Naomi Klein’s Latest (Or the Ironic, Stagnant Ideas of “This Changes Everything”)
by Keith Taylor
A recent interview with prominent activist Naomi Klein featured on On Point with Tom Ashbrook (podcast it, please!) left a surprisingly bad taste in my mouth. I’ve been excited about Klein’s latest book having long been an admirer of her work. But after listening to the interview, I found Klein to be devoid of any real vision outside of the standard left-of-center perspectives that have proven inadequate and obsolete.
A few of my critiques…
-Klein continues a stereotypical exoticizing of center-left Scandinavian governments (Naomi, Norway’s surplus is built on OIL wealth…).
-Klein has no clear definition of capitalism. She seems to be for Germany’s solar economy (which is propped up on shoddy foundations; she’s blind to that) which would seem to be capitalist by her “definition.” Plus, she doesn’t seem to see the aforementioned Scandinavian systems as capitalist, which is strange considering the Norwegian oil surplus is built upon international oil sales.
-Klein also seems to want to apply a one-size-fits-all model to the problem. Her solution? State socialism. It’s pretty obvious that’s her end game, but she doesn’t go as far as to call it that.
-Klein says the problem is out of touch government and corporate power. Her solution? MORE GOVERNMENT. …and here I thought government was the problem.
-Klein’s worst offense is in “speaking truth to power.” She claims rightfully that the current economic system is irrational. She then proceeds to state how her vision is better for the wealthy and they must come around. Wow… just wow… it’s this entire crock that fits into this empirically false narrative of “if we tell the truth and provide reason, reason will overcome.” …really? How’s that worked for humanity? I think Socrates might have something to say to Klein about this.

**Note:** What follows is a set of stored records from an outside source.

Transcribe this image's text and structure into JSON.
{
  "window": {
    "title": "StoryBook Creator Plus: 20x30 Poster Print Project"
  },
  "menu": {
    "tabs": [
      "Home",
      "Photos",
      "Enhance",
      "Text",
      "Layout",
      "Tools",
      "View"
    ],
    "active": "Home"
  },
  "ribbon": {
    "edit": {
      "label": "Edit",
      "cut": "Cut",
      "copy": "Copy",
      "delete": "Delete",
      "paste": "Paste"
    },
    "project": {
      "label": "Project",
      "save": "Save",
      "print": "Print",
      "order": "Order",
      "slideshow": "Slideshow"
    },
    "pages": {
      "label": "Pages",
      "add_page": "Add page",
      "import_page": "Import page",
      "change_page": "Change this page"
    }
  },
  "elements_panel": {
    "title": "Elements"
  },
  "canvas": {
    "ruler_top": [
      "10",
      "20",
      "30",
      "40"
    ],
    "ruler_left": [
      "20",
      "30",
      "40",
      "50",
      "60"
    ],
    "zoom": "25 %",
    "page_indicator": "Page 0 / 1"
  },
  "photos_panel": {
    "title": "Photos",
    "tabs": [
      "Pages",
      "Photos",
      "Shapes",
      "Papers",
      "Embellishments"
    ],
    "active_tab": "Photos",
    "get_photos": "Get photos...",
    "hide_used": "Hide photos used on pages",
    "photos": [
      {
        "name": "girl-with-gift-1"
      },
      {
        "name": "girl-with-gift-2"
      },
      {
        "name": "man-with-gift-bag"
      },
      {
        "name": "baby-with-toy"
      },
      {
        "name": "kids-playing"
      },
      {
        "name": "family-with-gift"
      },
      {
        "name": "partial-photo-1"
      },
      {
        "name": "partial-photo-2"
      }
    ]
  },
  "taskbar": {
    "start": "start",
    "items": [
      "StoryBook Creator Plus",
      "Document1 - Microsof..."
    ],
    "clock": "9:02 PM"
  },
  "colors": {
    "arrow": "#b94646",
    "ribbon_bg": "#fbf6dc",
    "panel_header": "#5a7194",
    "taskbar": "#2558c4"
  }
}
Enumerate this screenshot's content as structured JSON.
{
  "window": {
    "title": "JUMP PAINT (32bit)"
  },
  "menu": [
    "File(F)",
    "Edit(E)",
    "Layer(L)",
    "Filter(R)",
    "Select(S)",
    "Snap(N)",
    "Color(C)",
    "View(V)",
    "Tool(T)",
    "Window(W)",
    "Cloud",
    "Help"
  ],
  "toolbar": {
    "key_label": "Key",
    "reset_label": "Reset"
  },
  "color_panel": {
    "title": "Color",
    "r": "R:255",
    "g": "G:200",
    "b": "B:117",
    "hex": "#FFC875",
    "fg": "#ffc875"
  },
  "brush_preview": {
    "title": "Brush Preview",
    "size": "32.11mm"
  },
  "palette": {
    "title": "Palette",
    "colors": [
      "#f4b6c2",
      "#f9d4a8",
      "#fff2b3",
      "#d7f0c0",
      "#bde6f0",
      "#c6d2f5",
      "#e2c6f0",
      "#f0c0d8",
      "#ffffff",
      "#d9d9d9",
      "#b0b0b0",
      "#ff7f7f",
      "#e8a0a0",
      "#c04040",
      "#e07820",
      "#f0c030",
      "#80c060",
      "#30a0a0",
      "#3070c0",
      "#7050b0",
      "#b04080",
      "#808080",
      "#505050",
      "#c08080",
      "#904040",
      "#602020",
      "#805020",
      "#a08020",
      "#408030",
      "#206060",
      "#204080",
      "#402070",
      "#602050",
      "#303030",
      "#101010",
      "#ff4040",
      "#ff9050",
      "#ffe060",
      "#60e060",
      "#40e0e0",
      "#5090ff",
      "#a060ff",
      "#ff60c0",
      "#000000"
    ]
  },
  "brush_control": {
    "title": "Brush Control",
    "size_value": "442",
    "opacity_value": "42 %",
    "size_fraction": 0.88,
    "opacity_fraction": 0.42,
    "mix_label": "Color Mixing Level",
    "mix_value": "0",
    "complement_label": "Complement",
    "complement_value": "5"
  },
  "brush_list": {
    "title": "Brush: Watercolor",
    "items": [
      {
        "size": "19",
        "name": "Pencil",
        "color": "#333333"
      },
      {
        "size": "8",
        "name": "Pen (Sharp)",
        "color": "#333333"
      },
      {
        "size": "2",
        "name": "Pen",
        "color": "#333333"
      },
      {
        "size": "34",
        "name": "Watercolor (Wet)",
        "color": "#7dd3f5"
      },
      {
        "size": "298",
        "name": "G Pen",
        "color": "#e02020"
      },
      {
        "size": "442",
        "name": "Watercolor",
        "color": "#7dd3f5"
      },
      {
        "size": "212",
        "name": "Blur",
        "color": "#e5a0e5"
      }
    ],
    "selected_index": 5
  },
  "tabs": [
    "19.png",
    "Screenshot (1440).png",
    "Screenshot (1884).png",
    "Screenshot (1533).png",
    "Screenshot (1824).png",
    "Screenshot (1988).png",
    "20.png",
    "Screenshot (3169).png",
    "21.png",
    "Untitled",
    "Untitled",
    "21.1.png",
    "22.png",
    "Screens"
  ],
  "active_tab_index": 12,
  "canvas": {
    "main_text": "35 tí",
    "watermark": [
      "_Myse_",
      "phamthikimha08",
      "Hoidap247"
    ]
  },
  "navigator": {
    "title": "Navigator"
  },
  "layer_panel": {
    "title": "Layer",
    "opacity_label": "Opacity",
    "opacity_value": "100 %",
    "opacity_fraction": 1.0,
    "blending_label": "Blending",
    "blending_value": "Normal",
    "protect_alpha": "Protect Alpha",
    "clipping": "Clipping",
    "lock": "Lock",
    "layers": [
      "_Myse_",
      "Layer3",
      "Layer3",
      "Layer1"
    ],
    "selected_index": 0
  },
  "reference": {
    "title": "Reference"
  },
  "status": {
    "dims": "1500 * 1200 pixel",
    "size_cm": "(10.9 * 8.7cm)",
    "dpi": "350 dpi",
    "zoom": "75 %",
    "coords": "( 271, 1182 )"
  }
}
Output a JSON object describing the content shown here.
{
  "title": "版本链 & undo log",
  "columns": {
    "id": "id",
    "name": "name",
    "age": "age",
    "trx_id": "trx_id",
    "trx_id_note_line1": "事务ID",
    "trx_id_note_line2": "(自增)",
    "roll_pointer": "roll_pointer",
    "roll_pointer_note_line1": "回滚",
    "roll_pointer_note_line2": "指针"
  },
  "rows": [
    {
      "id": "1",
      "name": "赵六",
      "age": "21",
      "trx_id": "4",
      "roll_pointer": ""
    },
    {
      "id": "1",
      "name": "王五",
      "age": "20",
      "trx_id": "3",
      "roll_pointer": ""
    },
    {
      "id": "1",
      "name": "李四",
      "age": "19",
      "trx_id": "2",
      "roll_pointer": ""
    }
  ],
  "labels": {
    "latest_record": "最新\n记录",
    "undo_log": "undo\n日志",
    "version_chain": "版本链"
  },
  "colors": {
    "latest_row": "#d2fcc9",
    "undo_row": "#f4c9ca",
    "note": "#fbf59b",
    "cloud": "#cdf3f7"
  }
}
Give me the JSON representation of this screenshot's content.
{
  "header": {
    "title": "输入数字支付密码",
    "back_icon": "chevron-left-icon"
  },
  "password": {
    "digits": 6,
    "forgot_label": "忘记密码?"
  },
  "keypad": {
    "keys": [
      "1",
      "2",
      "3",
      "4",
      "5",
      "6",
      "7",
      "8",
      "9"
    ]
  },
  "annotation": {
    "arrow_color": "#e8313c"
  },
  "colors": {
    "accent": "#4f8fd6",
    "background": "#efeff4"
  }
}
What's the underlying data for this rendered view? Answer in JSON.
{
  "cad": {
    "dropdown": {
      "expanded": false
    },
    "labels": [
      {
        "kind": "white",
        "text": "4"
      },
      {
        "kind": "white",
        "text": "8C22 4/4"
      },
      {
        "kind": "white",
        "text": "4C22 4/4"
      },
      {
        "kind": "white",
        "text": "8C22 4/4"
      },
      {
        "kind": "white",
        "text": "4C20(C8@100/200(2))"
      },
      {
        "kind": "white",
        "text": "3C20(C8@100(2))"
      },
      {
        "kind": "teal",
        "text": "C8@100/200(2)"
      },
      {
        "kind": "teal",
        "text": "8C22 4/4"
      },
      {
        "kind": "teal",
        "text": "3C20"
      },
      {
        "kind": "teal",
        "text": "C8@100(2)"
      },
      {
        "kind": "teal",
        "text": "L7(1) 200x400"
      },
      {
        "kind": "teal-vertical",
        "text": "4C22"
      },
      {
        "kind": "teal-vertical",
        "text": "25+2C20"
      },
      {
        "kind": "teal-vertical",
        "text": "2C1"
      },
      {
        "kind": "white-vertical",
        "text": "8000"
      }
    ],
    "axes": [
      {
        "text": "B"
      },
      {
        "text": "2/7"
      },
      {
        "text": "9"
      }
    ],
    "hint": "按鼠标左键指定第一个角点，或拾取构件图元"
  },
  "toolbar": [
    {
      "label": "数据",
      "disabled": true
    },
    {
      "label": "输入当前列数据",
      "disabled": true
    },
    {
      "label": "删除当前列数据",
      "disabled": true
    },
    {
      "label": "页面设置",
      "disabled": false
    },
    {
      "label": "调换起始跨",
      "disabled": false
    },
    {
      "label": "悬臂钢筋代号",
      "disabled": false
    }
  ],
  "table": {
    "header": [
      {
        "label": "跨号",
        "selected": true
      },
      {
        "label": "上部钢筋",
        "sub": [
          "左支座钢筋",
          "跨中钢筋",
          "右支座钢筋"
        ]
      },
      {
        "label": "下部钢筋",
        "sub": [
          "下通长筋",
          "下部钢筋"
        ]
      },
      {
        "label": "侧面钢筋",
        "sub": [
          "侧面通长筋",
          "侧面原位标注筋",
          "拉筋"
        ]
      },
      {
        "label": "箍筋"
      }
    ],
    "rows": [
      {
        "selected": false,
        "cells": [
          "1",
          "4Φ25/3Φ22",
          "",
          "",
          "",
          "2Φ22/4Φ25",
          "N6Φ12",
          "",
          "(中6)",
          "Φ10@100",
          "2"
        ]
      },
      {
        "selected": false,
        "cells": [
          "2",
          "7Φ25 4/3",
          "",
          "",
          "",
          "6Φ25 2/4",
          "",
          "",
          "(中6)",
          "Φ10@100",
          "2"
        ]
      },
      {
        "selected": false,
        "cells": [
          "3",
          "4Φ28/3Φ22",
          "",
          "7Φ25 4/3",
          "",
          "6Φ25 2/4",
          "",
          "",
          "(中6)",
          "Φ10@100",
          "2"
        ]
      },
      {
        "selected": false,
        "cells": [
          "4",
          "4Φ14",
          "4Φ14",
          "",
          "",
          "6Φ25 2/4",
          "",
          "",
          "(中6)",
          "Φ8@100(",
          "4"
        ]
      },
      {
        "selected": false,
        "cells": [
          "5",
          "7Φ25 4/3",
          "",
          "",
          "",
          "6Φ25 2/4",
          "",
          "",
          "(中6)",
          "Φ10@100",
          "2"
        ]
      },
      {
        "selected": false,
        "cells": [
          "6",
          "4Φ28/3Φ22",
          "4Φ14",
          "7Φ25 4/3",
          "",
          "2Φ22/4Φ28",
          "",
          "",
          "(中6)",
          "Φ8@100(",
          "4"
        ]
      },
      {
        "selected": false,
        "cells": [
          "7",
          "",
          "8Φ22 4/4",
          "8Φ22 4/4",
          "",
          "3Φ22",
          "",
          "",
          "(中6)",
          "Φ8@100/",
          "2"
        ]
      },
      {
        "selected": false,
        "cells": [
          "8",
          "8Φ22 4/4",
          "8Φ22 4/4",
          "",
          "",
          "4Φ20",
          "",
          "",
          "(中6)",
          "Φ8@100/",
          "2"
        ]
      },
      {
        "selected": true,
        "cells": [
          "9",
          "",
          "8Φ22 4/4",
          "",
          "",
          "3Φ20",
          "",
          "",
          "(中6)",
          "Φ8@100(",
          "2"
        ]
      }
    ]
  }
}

Also, there is an emphasis on creating jobs. I reject the notion that jobs are taken as a necessity for society. Can we not create a vision beyond jobs as a primary policy outcome?
We need more institutional diversity, and new policy ideas. Klein clearly falls short of this.